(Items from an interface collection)
====================

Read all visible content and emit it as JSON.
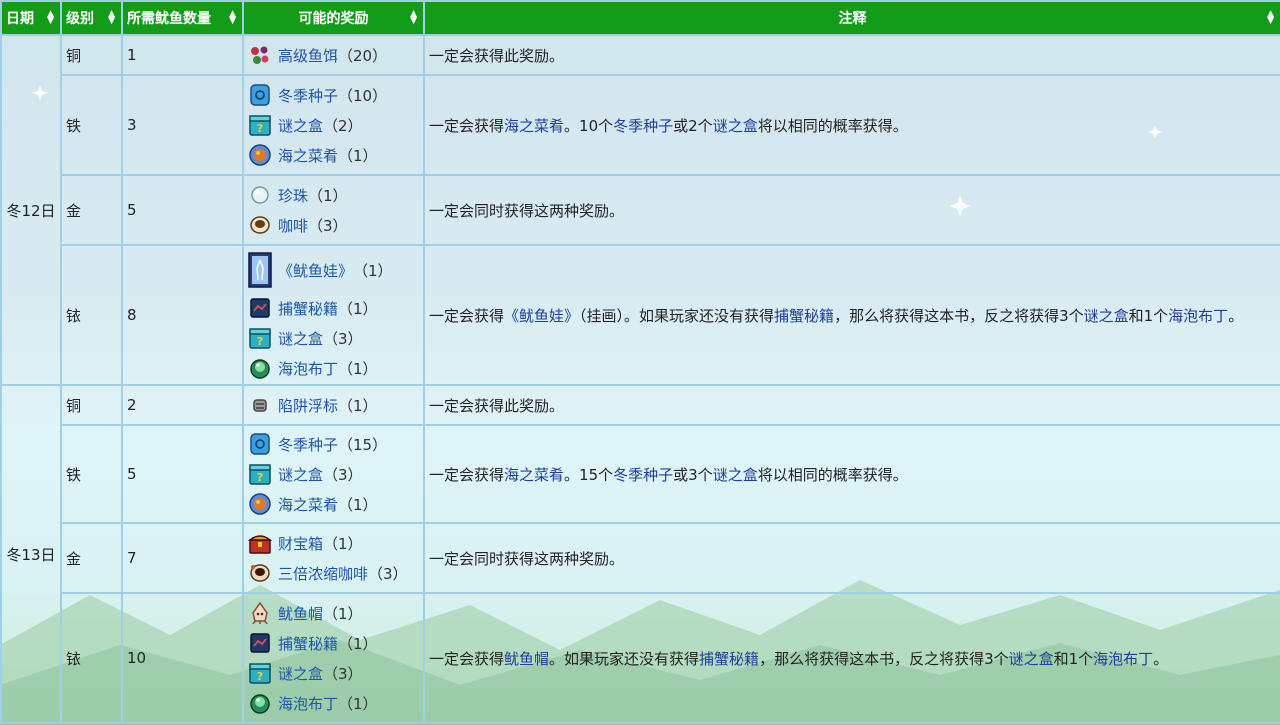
{
  "headers": {
    "date": "日期",
    "level": "级别",
    "squid_count": "所需鱿鱼数量",
    "rewards": "可能的奖励",
    "notes": "注释"
  },
  "groups": [
    {
      "date": "冬12日",
      "rows": [
        {
          "level": "铜",
          "count": "1",
          "rewards": [
            {
              "name": "高级鱼饵",
              "qty": "（20）",
              "icon": "berry-bait-icon"
            }
          ],
          "note": [
            {
              "t": "一定会获得此奖励。"
            }
          ]
        },
        {
          "level": "铁",
          "count": "3",
          "rewards": [
            {
              "name": "冬季种子",
              "qty": "（10）",
              "icon": "seed-packet-icon"
            },
            {
              "name": "谜之盒",
              "qty": "（2）",
              "icon": "mystery-box-icon"
            },
            {
              "name": "海之菜肴",
              "qty": "（1）",
              "icon": "seafood-dish-icon"
            }
          ],
          "note": [
            {
              "t": "一定会获得"
            },
            {
              "t": "海之菜肴",
              "link": true
            },
            {
              "t": "。10个"
            },
            {
              "t": "冬季种子",
              "link": true
            },
            {
              "t": "或2个"
            },
            {
              "t": "谜之盒",
              "link": true
            },
            {
              "t": "将以相同的概率获得。"
            }
          ]
        },
        {
          "level": "金",
          "count": "5",
          "rewards": [
            {
              "name": "珍珠",
              "qty": "（1）",
              "icon": "pearl-icon"
            },
            {
              "name": "咖啡",
              "qty": "（3）",
              "icon": "coffee-icon"
            }
          ],
          "note": [
            {
              "t": "一定会同时获得这两种奖励。"
            }
          ]
        },
        {
          "level": "铱",
          "count": "8",
          "rewards": [
            {
              "name": "《鱿鱼娃》",
              "qty": "（1）",
              "icon": "painting-icon"
            },
            {
              "name": "捕蟹秘籍",
              "qty": "（1）",
              "icon": "book-icon"
            },
            {
              "name": "谜之盒",
              "qty": "（3）",
              "icon": "mystery-box-icon"
            },
            {
              "name": "海泡布丁",
              "qty": "（1）",
              "icon": "pudding-icon"
            }
          ],
          "note": [
            {
              "t": "一定会获得"
            },
            {
              "t": "《鱿鱼娃》",
              "link": true
            },
            {
              "t": "（挂画）。如果玩家还没有获得"
            },
            {
              "t": "捕蟹秘籍",
              "link": true
            },
            {
              "t": "，那么将获得这本书，反之将获得3个"
            },
            {
              "t": "谜之盒",
              "link": true
            },
            {
              "t": "和1个"
            },
            {
              "t": "海泡布丁",
              "link": true
            },
            {
              "t": "。"
            }
          ]
        }
      ]
    },
    {
      "date": "冬13日",
      "rows": [
        {
          "level": "铜",
          "count": "2",
          "rewards": [
            {
              "name": "陷阱浮标",
              "qty": "（1）",
              "icon": "trap-bobber-icon"
            }
          ],
          "note": [
            {
              "t": "一定会获得此奖励。"
            }
          ]
        },
        {
          "level": "铁",
          "count": "5",
          "rewards": [
            {
              "name": "冬季种子",
              "qty": "（15）",
              "icon": "seed-packet-icon"
            },
            {
              "name": "谜之盒",
              "qty": "（3）",
              "icon": "mystery-box-icon"
            },
            {
              "name": "海之菜肴",
              "qty": "（1）",
              "icon": "seafood-dish-icon"
            }
          ],
          "note": [
            {
              "t": "一定会获得"
            },
            {
              "t": "海之菜肴",
              "link": true
            },
            {
              "t": "。15个"
            },
            {
              "t": "冬季种子",
              "link": true
            },
            {
              "t": "或3个"
            },
            {
              "t": "谜之盒",
              "link": true
            },
            {
              "t": "将以相同的概率获得。"
            }
          ]
        },
        {
          "level": "金",
          "count": "7",
          "rewards": [
            {
              "name": "财宝箱",
              "qty": "（1）",
              "icon": "treasure-chest-icon"
            },
            {
              "name": "三倍浓缩咖啡",
              "qty": "（3）",
              "icon": "triple-espresso-icon"
            }
          ],
          "note": [
            {
              "t": "一定会同时获得这两种奖励。"
            }
          ]
        },
        {
          "level": "铱",
          "count": "10",
          "rewards": [
            {
              "name": "鱿鱼帽",
              "qty": "（1）",
              "icon": "squid-hat-icon"
            },
            {
              "name": "捕蟹秘籍",
              "qty": "（1）",
              "icon": "book-icon"
            },
            {
              "name": "谜之盒",
              "qty": "（3）",
              "icon": "mystery-box-icon"
            },
            {
              "name": "海泡布丁",
              "qty": "（1）",
              "icon": "pudding-icon"
            }
          ],
          "note": [
            {
              "t": "一定会获得"
            },
            {
              "t": "鱿鱼帽",
              "link": true
            },
            {
              "t": "。如果玩家还没有获得"
            },
            {
              "t": "捕蟹秘籍",
              "link": true
            },
            {
              "t": "，那么将获得这本书，反之将获得3个"
            },
            {
              "t": "谜之盒",
              "link": true
            },
            {
              "t": "和1个"
            },
            {
              "t": "海泡布丁",
              "link": true
            },
            {
              "t": "。"
            }
          ]
        }
      ]
    }
  ],
  "colors": {
    "header_bg": "#139b1a",
    "border": "#9fd0e8",
    "link": "#1e55a8"
  }
}
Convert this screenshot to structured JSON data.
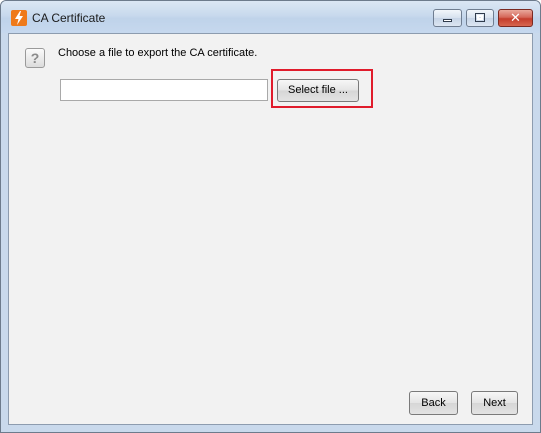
{
  "window": {
    "title": "CA Certificate",
    "icon": "app-logo-icon",
    "controls": {
      "minimize": "minimize-icon",
      "maximize": "maximize-icon",
      "close_glyph": "✕"
    }
  },
  "content": {
    "help_glyph": "?",
    "prompt": "Choose a file to export the CA certificate.",
    "file_path": {
      "value": "",
      "placeholder": ""
    },
    "select_file_label": "Select file ..."
  },
  "footer": {
    "back_label": "Back",
    "next_label": "Next"
  },
  "colors": {
    "highlight_border": "#e01c2c",
    "app_icon": "#ef7a1a",
    "titlebar": "#c8d9ed",
    "client_bg": "#f2f2f2"
  }
}
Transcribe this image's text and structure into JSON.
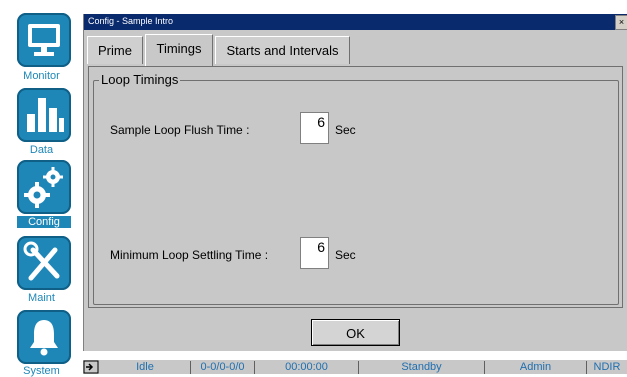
{
  "sidebar": {
    "items": [
      {
        "label": "Monitor",
        "icon": "monitor-icon"
      },
      {
        "label": "Data",
        "icon": "bar-chart-icon"
      },
      {
        "label": "Config",
        "icon": "gears-icon"
      },
      {
        "label": "Maint",
        "icon": "tools-icon"
      },
      {
        "label": "System",
        "icon": "bell-icon"
      }
    ],
    "active": "Config"
  },
  "dialog": {
    "title": "Config - Sample Intro",
    "close_label": "×",
    "tabs": [
      {
        "label": "Prime"
      },
      {
        "label": "Timings"
      },
      {
        "label": "Starts and Intervals"
      }
    ],
    "active_tab": "Timings",
    "group_label": "Loop Timings",
    "fields": [
      {
        "label": "Sample Loop Flush Time :",
        "value": "6",
        "unit": "Sec"
      },
      {
        "label": "Minimum Loop Settling Time :",
        "value": "6",
        "unit": "Sec"
      }
    ],
    "ok_label": "OK"
  },
  "statusbar": {
    "cells": [
      "Idle",
      "0-0/0-0/0",
      "00:00:00",
      "Standby",
      "Admin",
      "NDIR"
    ]
  },
  "colors": {
    "accent": "#1f87b8",
    "titlebar": "#0a2a6e",
    "dialog_bg": "#c8c8c8"
  }
}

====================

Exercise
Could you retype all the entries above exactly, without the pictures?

Problem solution
Read all visible content and emit it as JSON.
{
  "headers": {
    "date": "日期",
    "level": "级别",
    "squid_count": "所需鱿鱼数量",
    "rewards": "可能的奖励",
    "notes": "注释"
  },
  "groups": [
    {
      "date": "冬12日",
      "rows": [
        {
          "level": "铜",
          "count": "1",
          "rewards": [
            {
              "name": "高级鱼饵",
              "qty": "（20）",
              "icon": "berry-bait-icon"
            }
          ],
          "note": [
            {
              "t": "一定会获得此奖励。"
            }
          ]
        },
        {
          "level": "铁",
          "count": "3",
          "rewards": [
            {
              "name": "冬季种子",
              "qty": "（10）",
              "icon": "seed-packet-icon"
            },
            {
              "name": "谜之盒",
              "qty": "（2）",
              "icon": "mystery-box-icon"
            },
            {
              "name": "海之菜肴",
              "qty": "（1）",
              "icon": "seafood-dish-icon"
            }
          ],
          "note": [
            {
              "t": "一定会获得"
            },
            {
              "t": "海之菜肴",
              "link": true
            },
            {
              "t": "。10个"
            },
            {
              "t": "冬季种子",
              "link": true
            },
            {
              "t": "或2个"
            },
            {
              "t": "谜之盒",
              "link": true
            },
            {
              "t": "将以相同的概率获得。"
            }
          ]
        },
        {
          "level": "金",
          "count": "5",
          "rewards": [
            {
              "name": "珍珠",
              "qty": "（1）",
              "icon": "pearl-icon"
            },
            {
              "name": "咖啡",
              "qty": "（3）",
              "icon": "coffee-icon"
            }
          ],
          "note": [
            {
              "t": "一定会同时获得这两种奖励。"
            }
          ]
        },
        {
          "level": "铱",
          "count": "8",
          "rewards": [
            {
              "name": "《鱿鱼娃》",
              "qty": "（1）",
              "icon": "painting-icon"
            },
            {
              "name": "捕蟹秘籍",
              "qty": "（1）",
              "icon": "book-icon"
            },
            {
              "name": "谜之盒",
              "qty": "（3）",
              "icon": "mystery-box-icon"
            },
            {
              "name": "海泡布丁",
              "qty": "（1）",
              "icon": "pudding-icon"
            }
          ],
          "note": [
            {
              "t": "一定会获得"
            },
            {
              "t": "《鱿鱼娃》",
              "link": true
            },
            {
              "t": "（挂画）。如果玩家还没有获得"
            },
            {
              "t": "捕蟹秘籍",
              "link": true
            },
            {
              "t": "，那么将获得这本书，反之将获得3个"
            },
            {
              "t": "谜之盒",
              "link": true
            },
            {
              "t": "和1个"
            },
            {
              "t": "海泡布丁",
              "link": true
            },
            {
              "t": "。"
            }
          ]
        }
      ]
    },
    {
      "date": "冬13日",
      "rows": [
        {
          "level": "铜",
          "count": "2",
          "rewards": [
            {
              "name": "陷阱浮标",
              "qty": "（1）",
              "icon": "trap-bobber-icon"
            }
          ],
          "note": [
            {
              "t": "一定会获得此奖励。"
            }
          ]
        },
        {
          "level": "铁",
          "count": "5",
          "rewards": [
            {
              "name": "冬季种子",
              "qty": "（15）",
              "icon": "seed-packet-icon"
            },
            {
              "name": "谜之盒",
              "qty": "（3）",
              "icon": "mystery-box-icon"
            },
            {
              "name": "海之菜肴",
              "qty": "（1）",
              "icon": "seafood-dish-icon"
            }
          ],
          "note": [
            {
              "t": "一定会获得"
            },
            {
              "t": "海之菜肴",
              "link": true
            },
            {
              "t": "。15个"
            },
            {
              "t": "冬季种子",
              "link": true
            },
            {
              "t": "或3个"
            },
            {
              "t": "谜之盒",
              "link": true
            },
            {
              "t": "将以相同的概率获得。"
            }
          ]
        },
        {
          "level": "金",
          "count": "7",
          "rewards": [
            {
              "name": "财宝箱",
              "qty": "（1）",
              "icon": "treasure-chest-icon"
            },
            {
              "name": "三倍浓缩咖啡",
              "qty": "（3）",
              "icon": "triple-espresso-icon"
            }
          ],
          "note": [
            {
              "t": "一定会同时获得这两种奖励。"
            }
          ]
        },
        {
          "level": "铱",
          "count": "10",
          "rewards": [
            {
              "name": "鱿鱼帽",
              "qty": "（1）",
              "icon": "squid-hat-icon"
            },
            {
              "name": "捕蟹秘籍",
              "qty": "（1）",
              "icon": "book-icon"
            },
            {
              "name": "谜之盒",
              "qty": "（3）",
              "icon": "mystery-box-icon"
            },
            {
              "name": "海泡布丁",
              "qty": "（1）",
              "icon": "pudding-icon"
            }
          ],
          "note": [
            {
              "t": "一定会获得"
            },
            {
              "t": "鱿鱼帽",
              "link": true
            },
            {
              "t": "。如果玩家还没有获得"
            },
            {
              "t": "捕蟹秘籍",
              "link": true
            },
            {
              "t": "，那么将获得这本书，反之将获得3个"
            },
            {
              "t": "谜之盒",
              "link": true
            },
            {
              "t": "和1个"
            },
            {
              "t": "海泡布丁",
              "link": true
            },
            {
              "t": "。"
            }
          ]
        }
      ]
    }
  ],
  "colors": {
    "header_bg": "#139b1a",
    "border": "#9fd0e8",
    "link": "#1e55a8"
  }
}
Convert this screenshot to structured JSON data.
{
  "window": {
    "title": "CA Certificate",
    "icon": "app-logo-icon",
    "controls": {
      "minimize": "minimize-icon",
      "maximize": "maximize-icon",
      "close_glyph": "✕"
    }
  },
  "content": {
    "help_glyph": "?",
    "prompt": "Choose a file to export the CA certificate.",
    "file_path": {
      "value": "",
      "placeholder": ""
    },
    "select_file_label": "Select file ..."
  },
  "footer": {
    "back_label": "Back",
    "next_label": "Next"
  },
  "colors": {
    "highlight_border": "#e01c2c",
    "app_icon": "#ef7a1a",
    "titlebar": "#c8d9ed",
    "client_bg": "#f2f2f2"
  }
}
Transcribe this image's text and structure into JSON.
{
  "sidebar": {
    "items": [
      {
        "label": "Monitor",
        "icon": "monitor-icon"
      },
      {
        "label": "Data",
        "icon": "bar-chart-icon"
      },
      {
        "label": "Config",
        "icon": "gears-icon"
      },
      {
        "label": "Maint",
        "icon": "tools-icon"
      },
      {
        "label": "System",
        "icon": "bell-icon"
      }
    ],
    "active": "Config"
  },
  "dialog": {
    "title": "Config - Sample Intro",
    "close_label": "×",
    "tabs": [
      {
        "label": "Prime"
      },
      {
        "label": "Timings"
      },
      {
        "label": "Starts and Intervals"
      }
    ],
    "active_tab": "Timings",
    "group_label": "Loop Timings",
    "fields": [
      {
        "label": "Sample Loop Flush Time :",
        "value": "6",
        "unit": "Sec"
      },
      {
        "label": "Minimum Loop Settling Time :",
        "value": "6",
        "unit": "Sec"
      }
    ],
    "ok_label": "OK"
  },
  "statusbar": {
    "cells": [
      "Idle",
      "0-0/0-0/0",
      "00:00:00",
      "Standby",
      "Admin",
      "NDIR"
    ]
  },
  "colors": {
    "accent": "#1f87b8",
    "titlebar": "#0a2a6e",
    "dialog_bg": "#c8c8c8"
  }
}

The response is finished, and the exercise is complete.